A Fraudulent Atoll Wins Honorable Mention in 2017 LA+ IMAGINATION Design Ideas Competition

7° N 172° E: A fictitious island within the boundary waters of the Marshall Islands, fabricated by floating mats woven from plastic and metal waste, and conceived as a franchise fraud scheme by a con man.

A Fraudulent Atoll, a collaborative design by Assistant Professor Jacob Boswell and Assistant Professor of Practice Justin Parscher, received an honorable mention in the 2017 LA+ IMAGINATION Design Ideas Competition. Sponsored by The University of Pennsylvania’s LA+ (Landscape Architecture Plus) journal, the competition asked landscape architects, architects and artists to design a new island – with any program, form or purpose. The only rule: the island could not be bigger than one square kilometer. The competition attracted 180 entries from 33 countries.

We spoke to the two landscape architecture professors about the competition, their collaboration and the place islands hold in contemporary design culture. Their entry will be published in full in the Spring 2018 issue of LA+.

As a form defined by otherness and isolation, how do islands figure in the landscape architect’s (or your own) imagination?

Parscher: Researching this entry, what struck me is that global systems of ecology and communication have made the idea of a true island a little impossible. Places like the Marshall Islands deal with the same problems as anyone else (waste disposal, scammers), but the physical configuration they work with means that the same solutions are not available.
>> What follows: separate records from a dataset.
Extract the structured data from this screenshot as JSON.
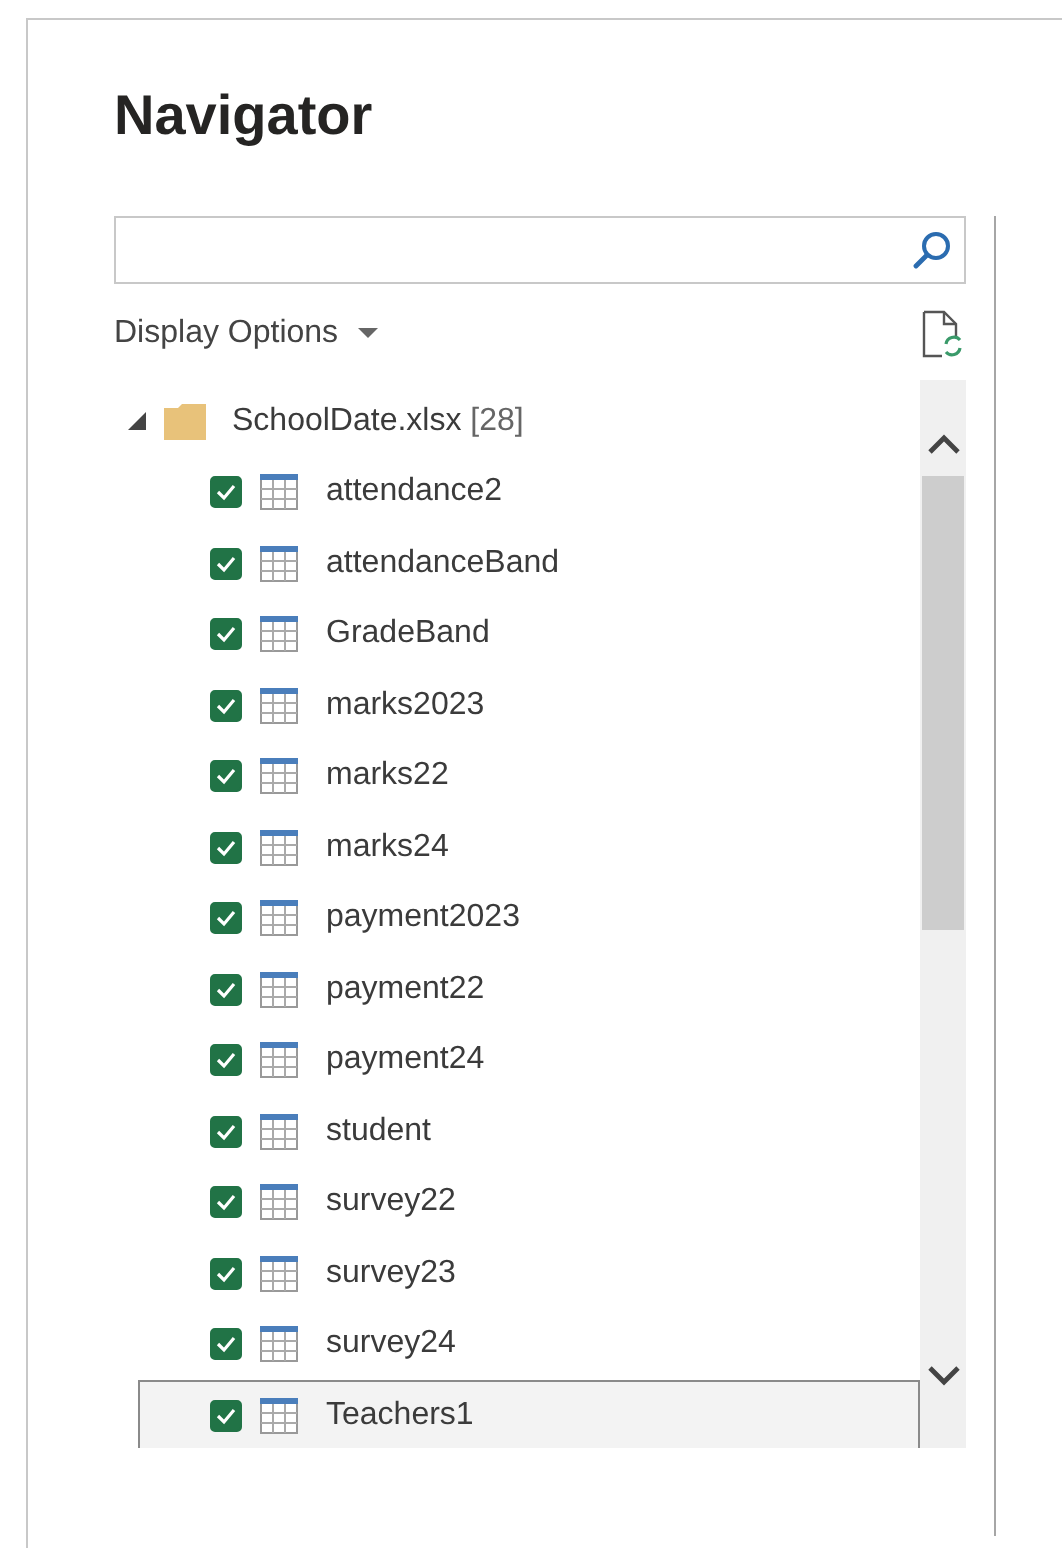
{
  "window": {
    "title": "Navigator"
  },
  "display_options": {
    "label": "Display Options"
  },
  "tree": {
    "label": "SchoolDate.xlsx",
    "count": "[28]",
    "expanded": true,
    "children": [
      {
        "label": "attendance2",
        "checked": true,
        "selected": false
      },
      {
        "label": "attendanceBand",
        "checked": true,
        "selected": false
      },
      {
        "label": "GradeBand",
        "checked": true,
        "selected": false
      },
      {
        "label": "marks2023",
        "checked": true,
        "selected": false
      },
      {
        "label": "marks22",
        "checked": true,
        "selected": false
      },
      {
        "label": "marks24",
        "checked": true,
        "selected": false
      },
      {
        "label": "payment2023",
        "checked": true,
        "selected": false
      },
      {
        "label": "payment22",
        "checked": true,
        "selected": false
      },
      {
        "label": "payment24",
        "checked": true,
        "selected": false
      },
      {
        "label": "student",
        "checked": true,
        "selected": false
      },
      {
        "label": "survey22",
        "checked": true,
        "selected": false
      },
      {
        "label": "survey23",
        "checked": true,
        "selected": false
      },
      {
        "label": "survey24",
        "checked": true,
        "selected": false
      },
      {
        "label": "Teachers1",
        "checked": true,
        "selected": true
      }
    ]
  }
}
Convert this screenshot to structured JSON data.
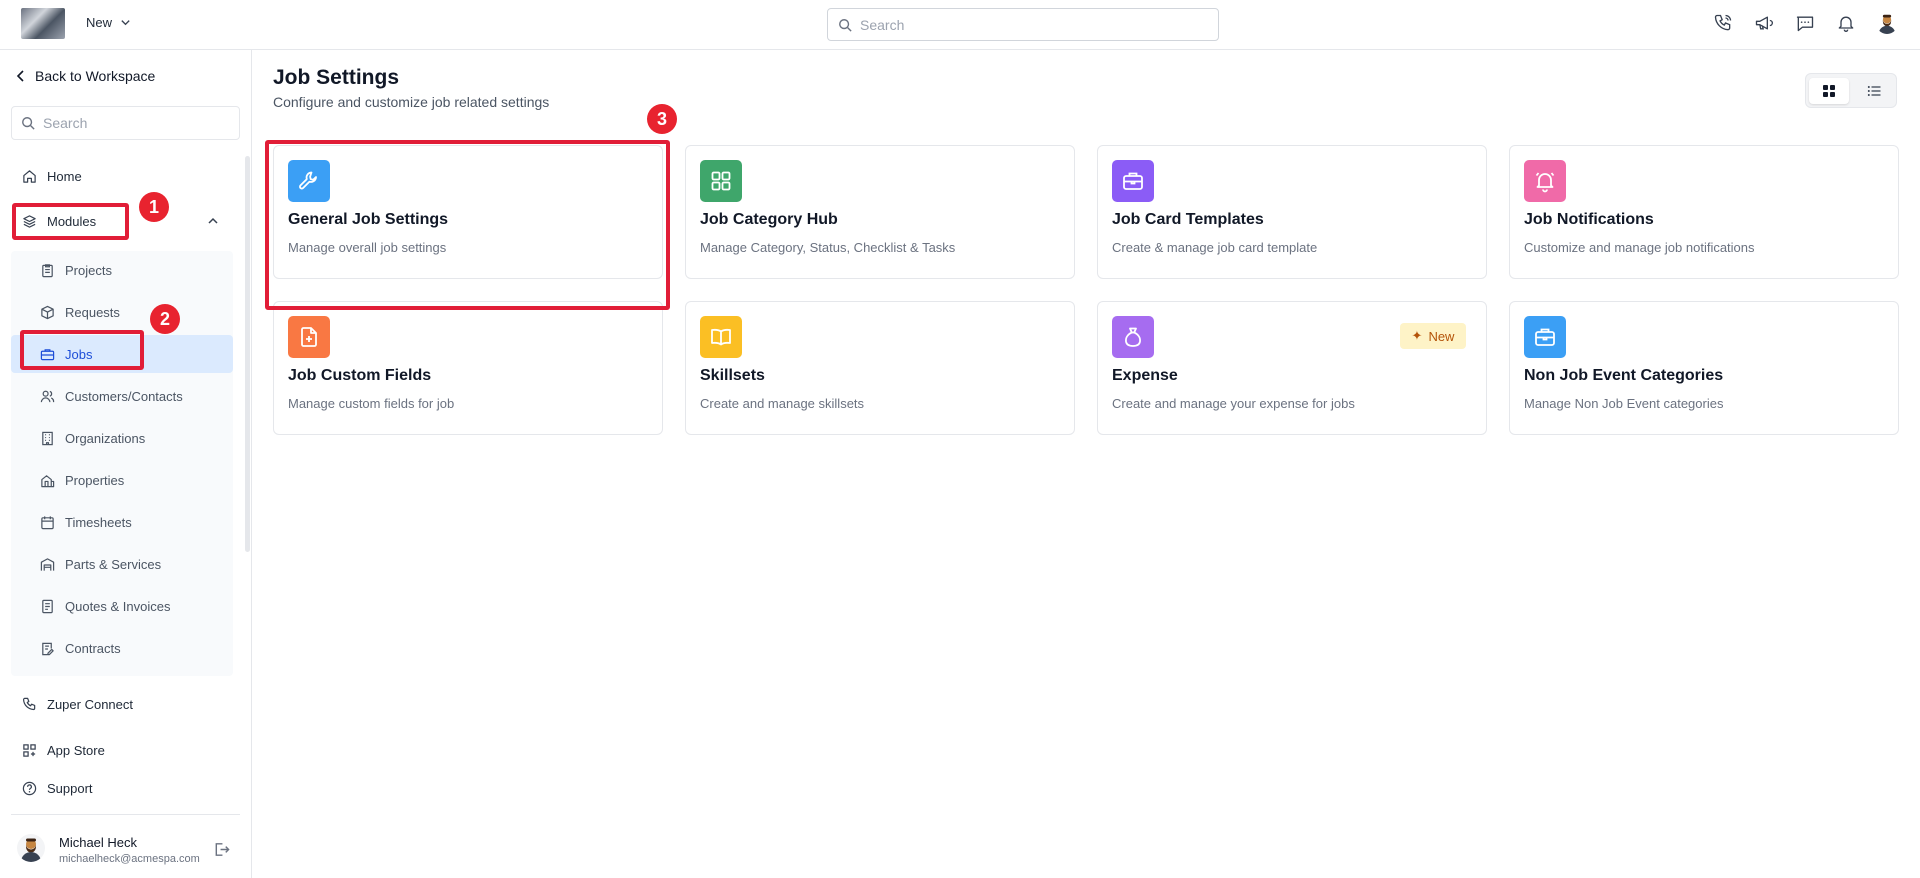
{
  "topbar": {
    "new_label": "New",
    "search_placeholder": "Search"
  },
  "sidebar": {
    "back_label": "Back to Workspace",
    "search_placeholder": "Search",
    "home_label": "Home",
    "modules_label": "Modules",
    "submenu": [
      {
        "label": "Projects",
        "icon": "clipboard-icon"
      },
      {
        "label": "Requests",
        "icon": "box-icon"
      },
      {
        "label": "Jobs",
        "icon": "briefcase-icon",
        "active": true
      },
      {
        "label": "Customers/Contacts",
        "icon": "users-icon"
      },
      {
        "label": "Organizations",
        "icon": "building-icon"
      },
      {
        "label": "Properties",
        "icon": "property-icon"
      },
      {
        "label": "Timesheets",
        "icon": "calendar-icon"
      },
      {
        "label": "Parts & Services",
        "icon": "warehouse-icon"
      },
      {
        "label": "Quotes & Invoices",
        "icon": "invoice-icon"
      },
      {
        "label": "Contracts",
        "icon": "contract-icon"
      }
    ],
    "zuper_connect_label": "Zuper Connect",
    "app_store_label": "App Store",
    "support_label": "Support",
    "user": {
      "name": "Michael Heck",
      "email": "michaelheck@acmespa.com"
    }
  },
  "main": {
    "title": "Job Settings",
    "subtitle": "Configure and customize job related settings",
    "cards": [
      {
        "title": "General Job Settings",
        "desc": "Manage overall job settings",
        "icon": "wrench-icon",
        "color": "#3b9ff5"
      },
      {
        "title": "Job Category Hub",
        "desc": "Manage Category, Status, Checklist & Tasks",
        "icon": "grid-icon",
        "color": "#3fa66b"
      },
      {
        "title": "Job Card Templates",
        "desc": "Create & manage job card template",
        "icon": "briefcase-icon",
        "color": "#8b5cf6"
      },
      {
        "title": "Job Notifications",
        "desc": "Customize and manage job notifications",
        "icon": "bell-icon",
        "color": "#f06aa8"
      },
      {
        "title": "Job Custom Fields",
        "desc": "Manage custom fields for job",
        "icon": "file-plus-icon",
        "color": "#f97843"
      },
      {
        "title": "Skillsets",
        "desc": "Create and manage skillsets",
        "icon": "book-icon",
        "color": "#fbbf24"
      },
      {
        "title": "Expense",
        "desc": "Create and manage your expense for jobs",
        "icon": "money-bag-icon",
        "color": "#a66cf0",
        "badge": "New"
      },
      {
        "title": "Non Job Event Categories",
        "desc": "Manage Non Job Event categories",
        "icon": "briefcase-icon",
        "color": "#3b9ff5"
      }
    ]
  },
  "annotations": [
    "1",
    "2",
    "3"
  ],
  "colors": {
    "accent": "#1d4ed8",
    "annotation": "#e11d37"
  }
}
Boswell: I agree, but would add that, though islands like the Marshalls don’t have the physical resources that larger nations do, they do have a lot of interesting legal wiggle room in how they define their boundaries. Right now you’re seeing China exploit that wiggle room in their creation of manmade islands in the Spratly Archipelago in the South China Sea. Because the U.N. Conventions on the Laws of the Sea define a nation’s ocean territory (national waters) with reference to its coast (an inherently shifty line – particularly in light of global sea level rise) powerful nations are challenging long-held territorial boundaries by literally manufacturing new land in order to lay claim to resources and to control trade. Here we are kind of inverting that. We have the little Marshall Islands creatively using this problem they have with waste (caused by larger nations) to flip the table and make a claim for extending their own territory.

Did your island plan originate from a personal experience: visit, novel, movie, etc.?

Parscher: Not for me. I think I am interested in Micronesia in part because it does not seem to have much of a place in the imagination of the United States.

Boswell: I’m just the opposite. I’m interested in Micronesia because of the place it has in the imagination of the United States. Micronesia – and maybe particularly the Marshalls – are this completely alien space for us. This is where both Godzilla and King Kong come from. It’s a place where the U.S. felt comfortable removing indigenous inhabitants in order to test hydrogen bombs between 1947 and 1962.

A project that really influenced my thinking on this was Joie Chan’s (MLA ’17) directed research project on arctic imaginaries. I was her advisor for the project, and much of my thinking on coastal boundaries can be traced to her work looking at Canada’s historic and contemporary claims to the Arctic Ocean.

The competition guidelines provided loose boundaries for the island design. How did this allowance of a broad interpretation influence your collaborative (creative) process?

Parscher: It certainly gave us plenty of elbow room - the island did not even have to be surrounded by water! Usually, it is more helpful to have a prompt that focuses your notions more narrowly, but in this case it let us follow through on a mutual interest in design fictions.

Boswell: The openness definitely made it harder. Justin and I tend to think about these things through a series of long, rambling talks that, at the last minute, materialize into a more narrowly defined project. I think we approach projects in this very open and curious way, so to not have any constraints was challenging, but rewarding in the end. Justin had to talk me back into this project a couple of times.